Here, a spot of the ball is almost universally a poor challenge. They have to see clear evidence, and it rarely happens on a spot, and usually only if it was clearly wrong and the player was at least a half yard past the mark. Add in that this is in the first quarter, and it was going to be 3rd and inches, and it was a dreadful playoff challenge. The challenge had a small chance of succeeding, and the Bengals were probably at least 75% to convert that given the short distance anyway. (Dalton did pick it up on a sneak on the next play).
Later in the second quarter, Lewis challenged a catch call. Owen Daniels went to the ground while catching it, and the Bengals defender battled him and after much wrangling pulled the ball out. It was ruled a catch. In a vacuum here, the challenge was not as bad as the first.
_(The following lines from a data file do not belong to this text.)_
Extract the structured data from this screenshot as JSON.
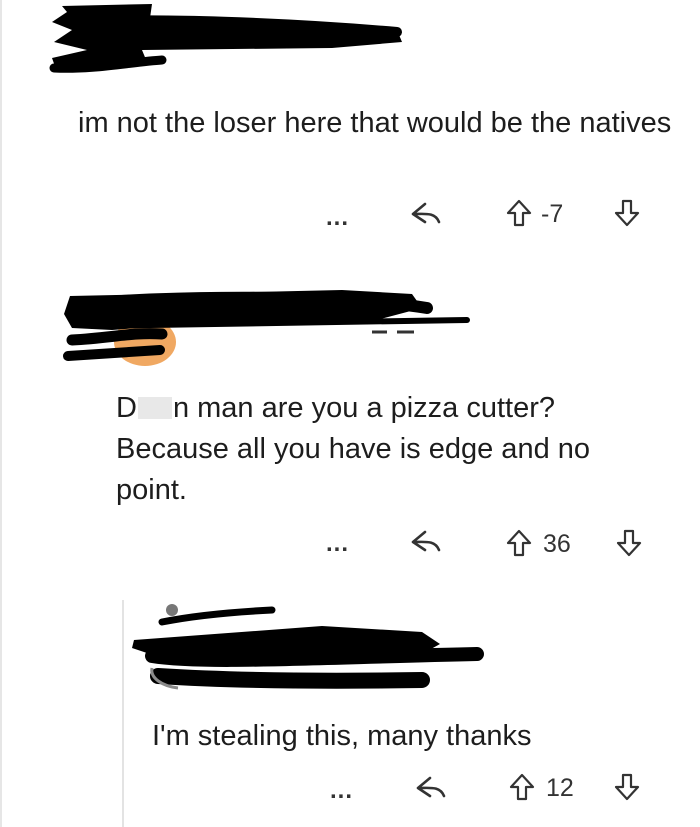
{
  "comments": [
    {
      "text": "im not the loser here that would be the natives",
      "actions": {
        "more_label": "...",
        "score": "-7"
      }
    },
    {
      "text_before": "D",
      "text_after": "n man are you a pizza cutter? Because all you have is edge and no point.",
      "actions": {
        "more_label": "...",
        "score": "36"
      }
    },
    {
      "text": "I'm stealing this, many thanks",
      "actions": {
        "more_label": "...",
        "score": "12"
      }
    }
  ],
  "icons": {
    "more": "more-options-icon",
    "reply": "reply-arrow-icon",
    "upvote": "upvote-arrow-icon",
    "downvote": "downvote-arrow-icon"
  },
  "colors": {
    "text": "#1d1d1d",
    "redaction": "#000000",
    "avatar": "#f0a862"
  }
}
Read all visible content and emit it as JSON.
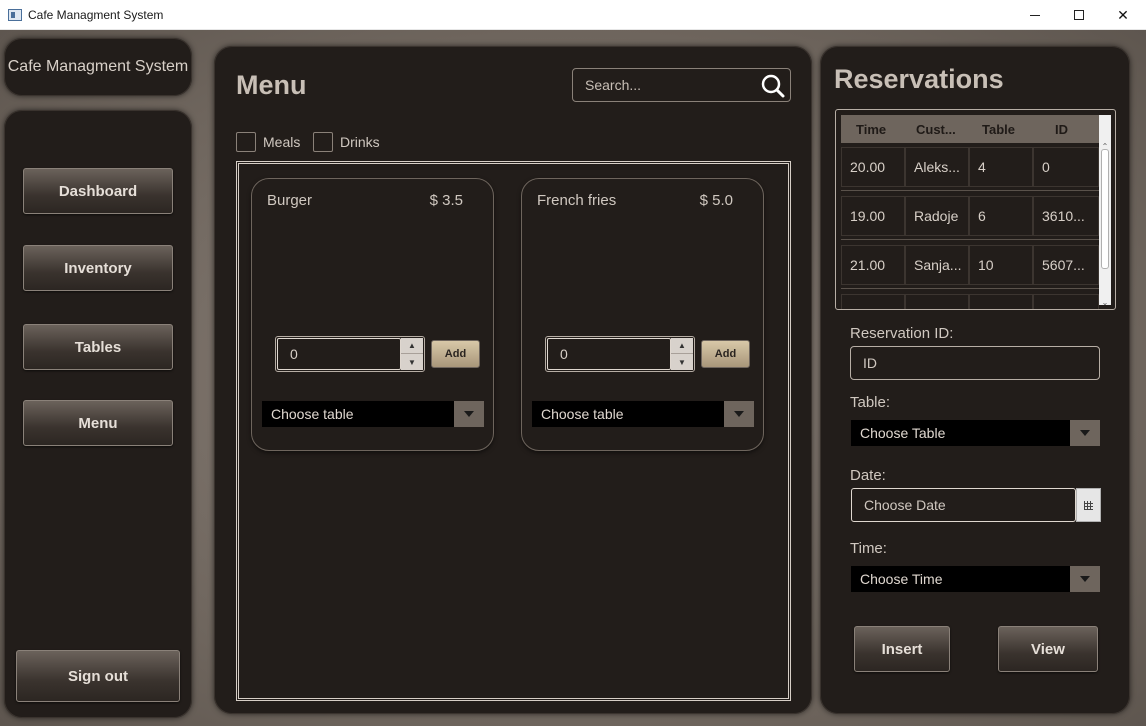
{
  "window": {
    "title": "Cafe Managment System"
  },
  "brand": {
    "title": "Cafe Managment System"
  },
  "sidebar": {
    "items": [
      {
        "label": "Dashboard"
      },
      {
        "label": "Inventory"
      },
      {
        "label": "Tables"
      },
      {
        "label": "Menu"
      }
    ],
    "signout": "Sign out"
  },
  "menu": {
    "title": "Menu",
    "search_placeholder": "Search...",
    "filters": [
      {
        "label": "Meals",
        "checked": false
      },
      {
        "label": "Drinks",
        "checked": false
      }
    ],
    "items": [
      {
        "name": "Burger",
        "price": "$ 3.5",
        "quantity": "0",
        "add_label": "Add",
        "table_placeholder": "Choose table"
      },
      {
        "name": "French fries",
        "price": "$ 5.0",
        "quantity": "0",
        "add_label": "Add",
        "table_placeholder": "Choose table"
      }
    ]
  },
  "reservations": {
    "title": "Reservations",
    "columns": [
      "Time",
      "Cust...",
      "Table",
      "ID"
    ],
    "rows": [
      [
        "20.00",
        "Aleks...",
        "4",
        "0"
      ],
      [
        "19.00",
        "Radoje",
        "6",
        "3610..."
      ],
      [
        "21.00",
        "Sanja...",
        "10",
        "5607..."
      ]
    ],
    "id_label": "Reservation ID:",
    "id_placeholder": "ID",
    "table_label": "Table:",
    "table_placeholder": "Choose Table",
    "date_label": "Date:",
    "date_placeholder": "Choose Date",
    "time_label": "Time:",
    "time_placeholder": "Choose Time",
    "insert_label": "Insert",
    "view_label": "View"
  }
}
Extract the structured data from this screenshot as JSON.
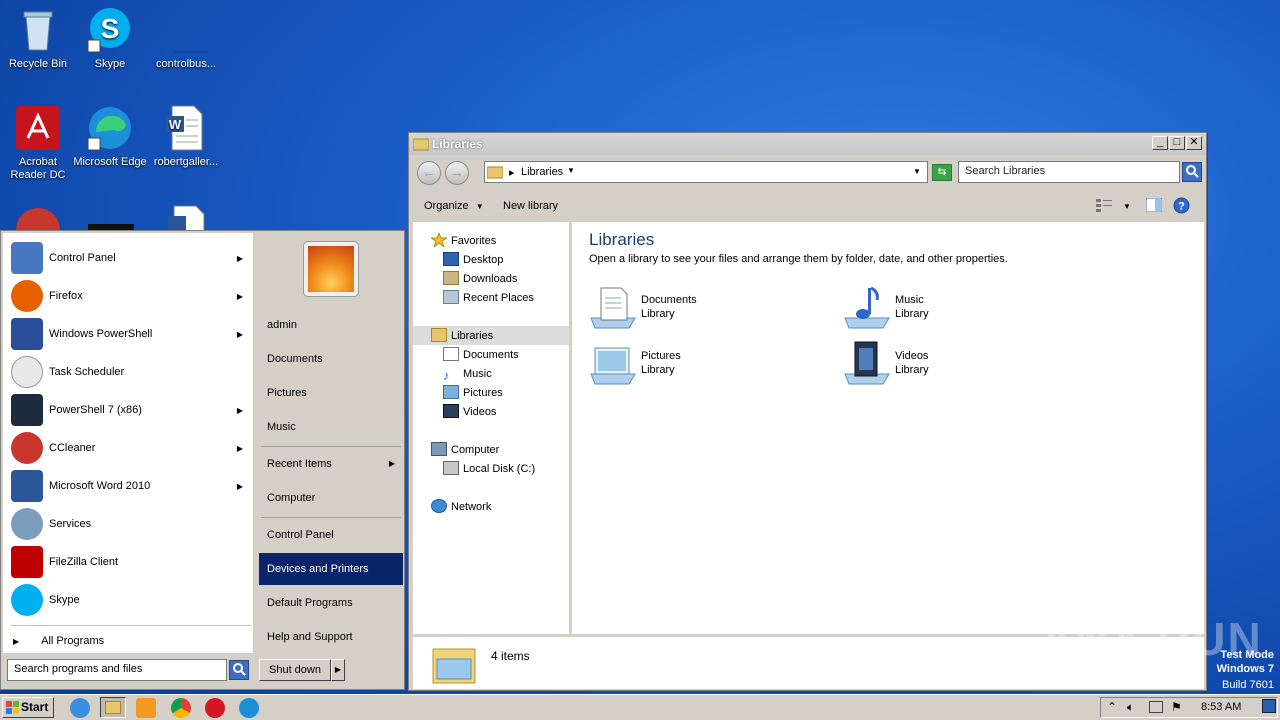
{
  "desktop": {
    "icons": [
      {
        "label": "Recycle Bin"
      },
      {
        "label": "Skype"
      },
      {
        "label": "controlbus..."
      },
      {
        "label": "Acrobat Reader DC"
      },
      {
        "label": "Microsoft Edge"
      },
      {
        "label": "robertgaller..."
      }
    ],
    "watermark": {
      "line1": "Test Mode",
      "line2": "Windows 7",
      "line3": "Build 7601"
    },
    "brand": "ANY RUN"
  },
  "explorer": {
    "title": "Libraries",
    "address": {
      "crumb": "Libraries"
    },
    "search": {
      "placeholder": "Search Libraries"
    },
    "toolbar": {
      "organize": "Organize",
      "new_library": "New library"
    },
    "nav": {
      "favorites": "Favorites",
      "desktop": "Desktop",
      "downloads": "Downloads",
      "recent_places": "Recent Places",
      "libraries": "Libraries",
      "documents": "Documents",
      "music": "Music",
      "pictures": "Pictures",
      "videos": "Videos",
      "computer": "Computer",
      "local_disk": "Local Disk (C:)",
      "network": "Network"
    },
    "content": {
      "heading": "Libraries",
      "subheading": "Open a library to see your files and arrange them by folder, date, and other properties.",
      "libraries": [
        {
          "name": "Documents",
          "type": "Library"
        },
        {
          "name": "Music",
          "type": "Library"
        },
        {
          "name": "Pictures",
          "type": "Library"
        },
        {
          "name": "Videos",
          "type": "Library"
        }
      ]
    },
    "details": {
      "count": "4 items"
    }
  },
  "start_menu": {
    "programs": [
      {
        "label": "Control Panel",
        "icon": "control-panel-icon",
        "color": "#4a78c0"
      },
      {
        "label": "Firefox",
        "icon": "firefox-icon",
        "color": "#e66000"
      },
      {
        "label": "Windows PowerShell",
        "icon": "powershell-icon",
        "color": "#2a4f9a"
      },
      {
        "label": "Task Scheduler",
        "icon": "clock-icon",
        "color": "#c9c9c9"
      },
      {
        "label": "PowerShell 7 (x86)",
        "icon": "powershell7-icon",
        "color": "#1e2b3f"
      },
      {
        "label": "CCleaner",
        "icon": "ccleaner-icon",
        "color": "#c8372d"
      },
      {
        "label": "Microsoft Word 2010",
        "icon": "word-icon",
        "color": "#2b579a"
      },
      {
        "label": "Services",
        "icon": "gear-icon",
        "color": "#7d9dbd"
      },
      {
        "label": "FileZilla Client",
        "icon": "filezilla-icon",
        "color": "#bf0000"
      },
      {
        "label": "Skype",
        "icon": "skype-icon",
        "color": "#00aff0"
      }
    ],
    "all_programs": "All Programs",
    "search_placeholder": "Search programs and files",
    "right": {
      "user": "admin",
      "documents": "Documents",
      "pictures": "Pictures",
      "music": "Music",
      "recent_items": "Recent Items",
      "computer": "Computer",
      "control_panel": "Control Panel",
      "devices_printers": "Devices and Printers",
      "default_programs": "Default Programs",
      "help_support": "Help and Support"
    },
    "shutdown": "Shut down"
  },
  "taskbar": {
    "start": "Start",
    "clock": "8:53 AM"
  }
}
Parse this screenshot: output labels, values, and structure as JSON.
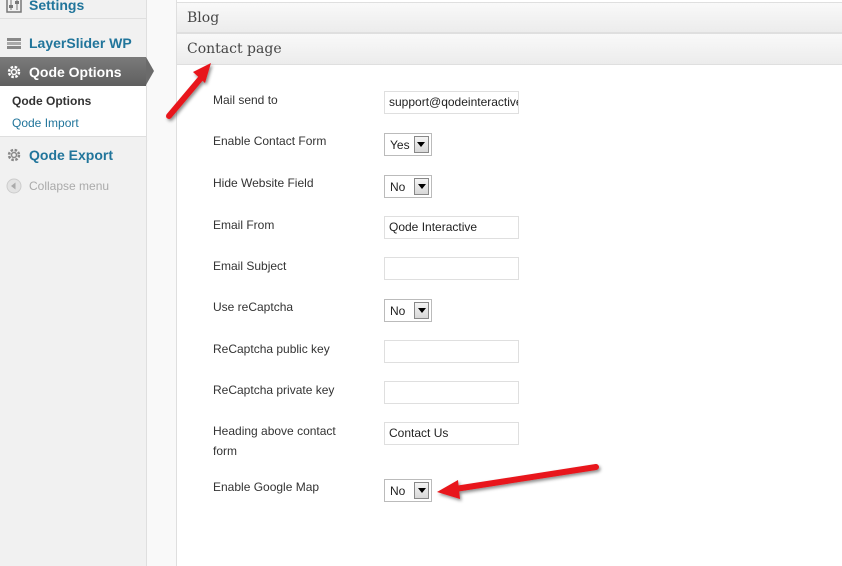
{
  "sidebar": {
    "settings_label": "Settings",
    "layerslider_label": "LayerSlider WP",
    "qode_options_label": "Qode Options",
    "submenu": {
      "qode_options": "Qode Options",
      "qode_import": "Qode Import"
    },
    "qode_export_label": "Qode Export",
    "collapse_label": "Collapse menu"
  },
  "main": {
    "sections": {
      "blog": "Blog",
      "contact_page": "Contact page"
    },
    "fields": {
      "mail_send_to": {
        "label": "Mail send to",
        "value": "support@qodeinteractive.com"
      },
      "enable_contact_form": {
        "label": "Enable Contact Form",
        "value": "Yes"
      },
      "hide_website_field": {
        "label": "Hide Website Field",
        "value": "No"
      },
      "email_from": {
        "label": "Email From",
        "value": "Qode Interactive"
      },
      "email_subject": {
        "label": "Email Subject",
        "value": ""
      },
      "use_recaptcha": {
        "label": "Use reCaptcha",
        "value": "No"
      },
      "recaptcha_public_key": {
        "label": "ReCaptcha public key",
        "value": ""
      },
      "recaptcha_private_key": {
        "label": "ReCaptcha private key",
        "value": ""
      },
      "heading_above_contact_form": {
        "label": "Heading above contact form",
        "value": "Contact Us"
      },
      "enable_google_map": {
        "label": "Enable Google Map",
        "value": "No"
      }
    }
  },
  "colors": {
    "link": "#21759b",
    "active_menu": "#6b6b6b",
    "annotation_arrow": "#e8151a"
  }
}
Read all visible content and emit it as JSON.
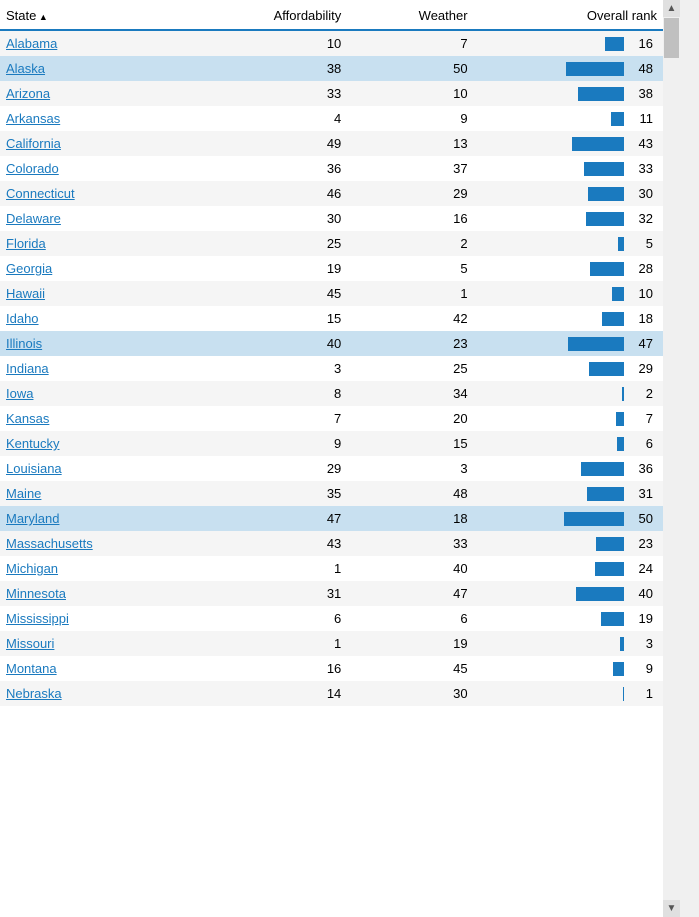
{
  "header": {
    "state_label": "State",
    "affordability_label": "Affordability",
    "weather_label": "Weather",
    "overall_rank_label": "Overall rank"
  },
  "rows": [
    {
      "state": "Alabama",
      "affordability": 10,
      "weather": 7,
      "rank": 16,
      "highlight": false
    },
    {
      "state": "Alaska",
      "affordability": 38,
      "weather": 50,
      "rank": 48,
      "highlight": true
    },
    {
      "state": "Arizona",
      "affordability": 33,
      "weather": 10,
      "rank": 38,
      "highlight": false
    },
    {
      "state": "Arkansas",
      "affordability": 4,
      "weather": 9,
      "rank": 11,
      "highlight": false
    },
    {
      "state": "California",
      "affordability": 49,
      "weather": 13,
      "rank": 43,
      "highlight": false
    },
    {
      "state": "Colorado",
      "affordability": 36,
      "weather": 37,
      "rank": 33,
      "highlight": false
    },
    {
      "state": "Connecticut",
      "affordability": 46,
      "weather": 29,
      "rank": 30,
      "highlight": false
    },
    {
      "state": "Delaware",
      "affordability": 30,
      "weather": 16,
      "rank": 32,
      "highlight": false
    },
    {
      "state": "Florida",
      "affordability": 25,
      "weather": 2,
      "rank": 5,
      "highlight": false
    },
    {
      "state": "Georgia",
      "affordability": 19,
      "weather": 5,
      "rank": 28,
      "highlight": false
    },
    {
      "state": "Hawaii",
      "affordability": 45,
      "weather": 1,
      "rank": 10,
      "highlight": false
    },
    {
      "state": "Idaho",
      "affordability": 15,
      "weather": 42,
      "rank": 18,
      "highlight": false
    },
    {
      "state": "Illinois",
      "affordability": 40,
      "weather": 23,
      "rank": 47,
      "highlight": true
    },
    {
      "state": "Indiana",
      "affordability": 3,
      "weather": 25,
      "rank": 29,
      "highlight": false
    },
    {
      "state": "Iowa",
      "affordability": 8,
      "weather": 34,
      "rank": 2,
      "highlight": false
    },
    {
      "state": "Kansas",
      "affordability": 7,
      "weather": 20,
      "rank": 7,
      "highlight": false
    },
    {
      "state": "Kentucky",
      "affordability": 9,
      "weather": 15,
      "rank": 6,
      "highlight": false
    },
    {
      "state": "Louisiana",
      "affordability": 29,
      "weather": 3,
      "rank": 36,
      "highlight": false
    },
    {
      "state": "Maine",
      "affordability": 35,
      "weather": 48,
      "rank": 31,
      "highlight": false
    },
    {
      "state": "Maryland",
      "affordability": 47,
      "weather": 18,
      "rank": 50,
      "highlight": true
    },
    {
      "state": "Massachusetts",
      "affordability": 43,
      "weather": 33,
      "rank": 23,
      "highlight": false
    },
    {
      "state": "Michigan",
      "affordability": 1,
      "weather": 40,
      "rank": 24,
      "highlight": false
    },
    {
      "state": "Minnesota",
      "affordability": 31,
      "weather": 47,
      "rank": 40,
      "highlight": false
    },
    {
      "state": "Mississippi",
      "affordability": 6,
      "weather": 6,
      "rank": 19,
      "highlight": false
    },
    {
      "state": "Missouri",
      "affordability": 1,
      "weather": 19,
      "rank": 3,
      "highlight": false
    },
    {
      "state": "Montana",
      "affordability": 16,
      "weather": 45,
      "rank": 9,
      "highlight": false
    },
    {
      "state": "Nebraska",
      "affordability": 14,
      "weather": 30,
      "rank": 1,
      "highlight": false
    }
  ],
  "max_rank": 50
}
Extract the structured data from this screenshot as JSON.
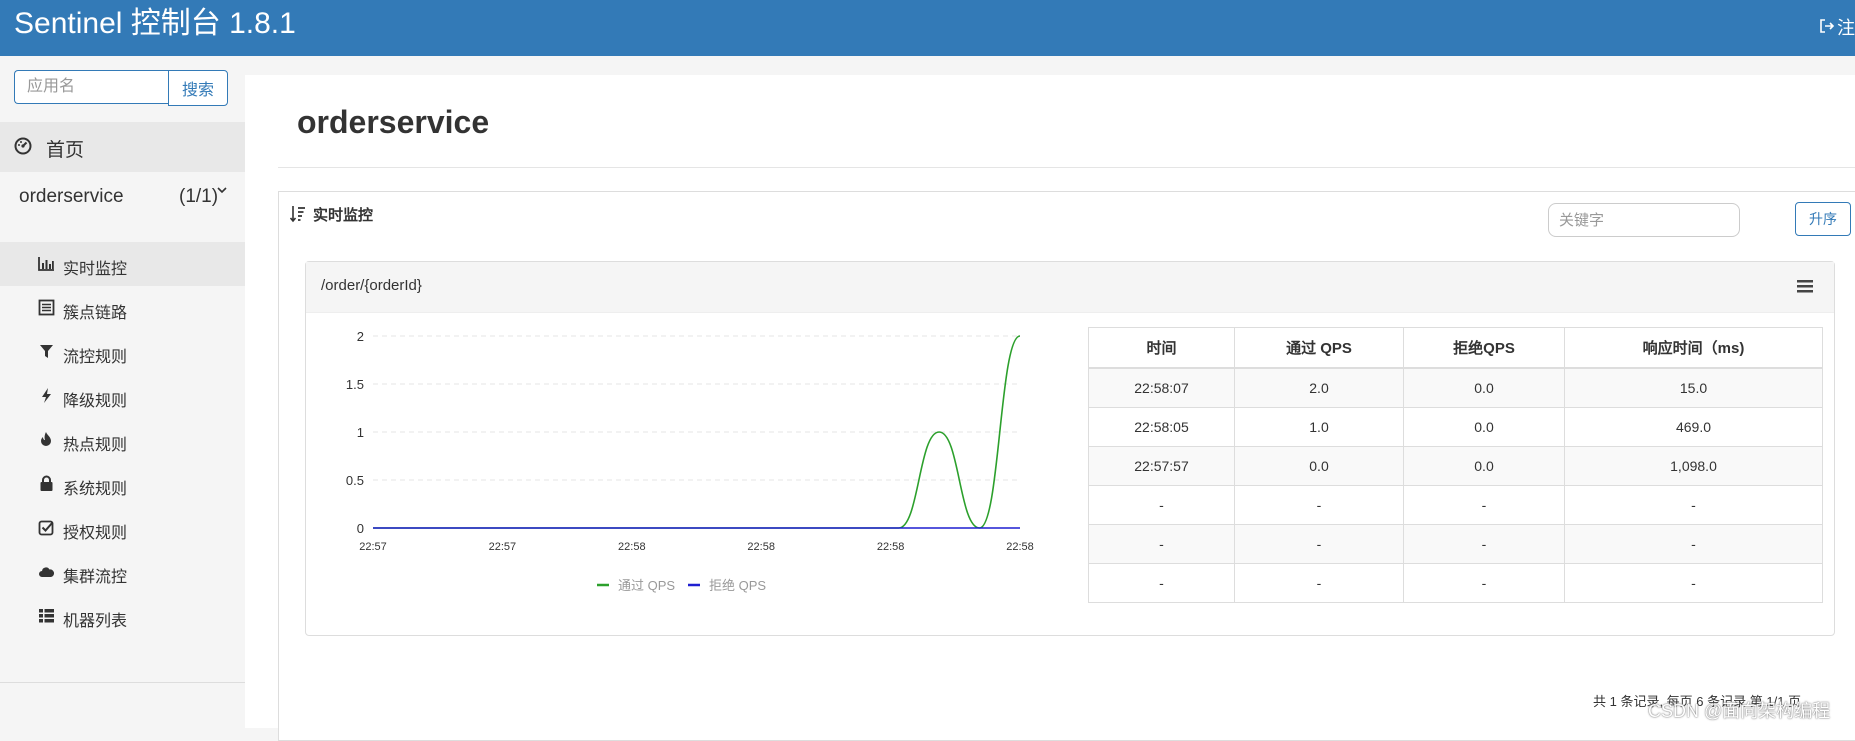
{
  "header": {
    "title": "Sentinel 控制台 1.8.1",
    "logout_label": "注"
  },
  "sidebar": {
    "search_placeholder": "应用名",
    "search_button": "搜索",
    "home_label": "首页",
    "app": {
      "name": "orderservice",
      "count": "(1/1)"
    },
    "items": [
      {
        "label": "实时监控",
        "icon": "bar-chart-icon",
        "active": true
      },
      {
        "label": "簇点链路",
        "icon": "list-alt-icon",
        "active": false
      },
      {
        "label": "流控规则",
        "icon": "filter-icon",
        "active": false
      },
      {
        "label": "降级规则",
        "icon": "flash-icon",
        "active": false
      },
      {
        "label": "热点规则",
        "icon": "fire-icon",
        "active": false
      },
      {
        "label": "系统规则",
        "icon": "lock-icon",
        "active": false
      },
      {
        "label": "授权规则",
        "icon": "check-icon",
        "active": false
      },
      {
        "label": "集群流控",
        "icon": "cloud-icon",
        "active": false
      },
      {
        "label": "机器列表",
        "icon": "th-list-icon",
        "active": false
      }
    ]
  },
  "main": {
    "page_title": "orderservice",
    "panel_title": "实时监控",
    "keyword_placeholder": "关键字",
    "sort_button": "升序",
    "resource": "/order/{orderId}",
    "table": {
      "headers": [
        "时间",
        "通过 QPS",
        "拒绝QPS",
        "响应时间（ms)"
      ],
      "rows": [
        [
          "22:58:07",
          "2.0",
          "0.0",
          "15.0"
        ],
        [
          "22:58:05",
          "1.0",
          "0.0",
          "469.0"
        ],
        [
          "22:57:57",
          "0.0",
          "0.0",
          "1,098.0"
        ],
        [
          "-",
          "-",
          "-",
          "-"
        ],
        [
          "-",
          "-",
          "-",
          "-"
        ],
        [
          "-",
          "-",
          "-",
          "-"
        ]
      ]
    },
    "pager_text": "共 1 条记录, 每页 6 条记录 第 1/1 页",
    "watermark": "CSDN @面向架构编程"
  },
  "colors": {
    "brand": "#337ab7",
    "pass_series": "#2ca02c",
    "block_series": "#1f1fd1"
  },
  "chart_data": {
    "type": "line",
    "x": [
      "22:57",
      "22:57",
      "22:58",
      "22:58",
      "22:58",
      "22:58"
    ],
    "yticks": [
      "0",
      "0.5",
      "1",
      "1.5",
      "2"
    ],
    "ylim": [
      0,
      2
    ],
    "grid": true,
    "legend_position": "bottom",
    "series": [
      {
        "name": "通过 QPS",
        "color": "#2ca02c",
        "values": [
          0,
          0,
          0,
          0,
          0,
          0,
          0,
          0,
          0,
          0,
          0,
          0,
          0,
          0,
          1,
          0,
          2
        ]
      },
      {
        "name": "拒绝 QPS",
        "color": "#1f1fd1",
        "values": [
          0,
          0,
          0,
          0,
          0,
          0,
          0,
          0,
          0,
          0,
          0,
          0,
          0,
          0,
          0,
          0,
          0
        ]
      }
    ]
  }
}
However, knowing that it is the final challenge, in the second quarter, on a play where the odds of success were still less than 50%, and where it was a short third down conversion, probably dictated eating the challenge flag there.
Now, the Bengals have to survive a whole half without a questionable call that would be ripe for a challenge, such as a fumble ruling.
[photo via Getty]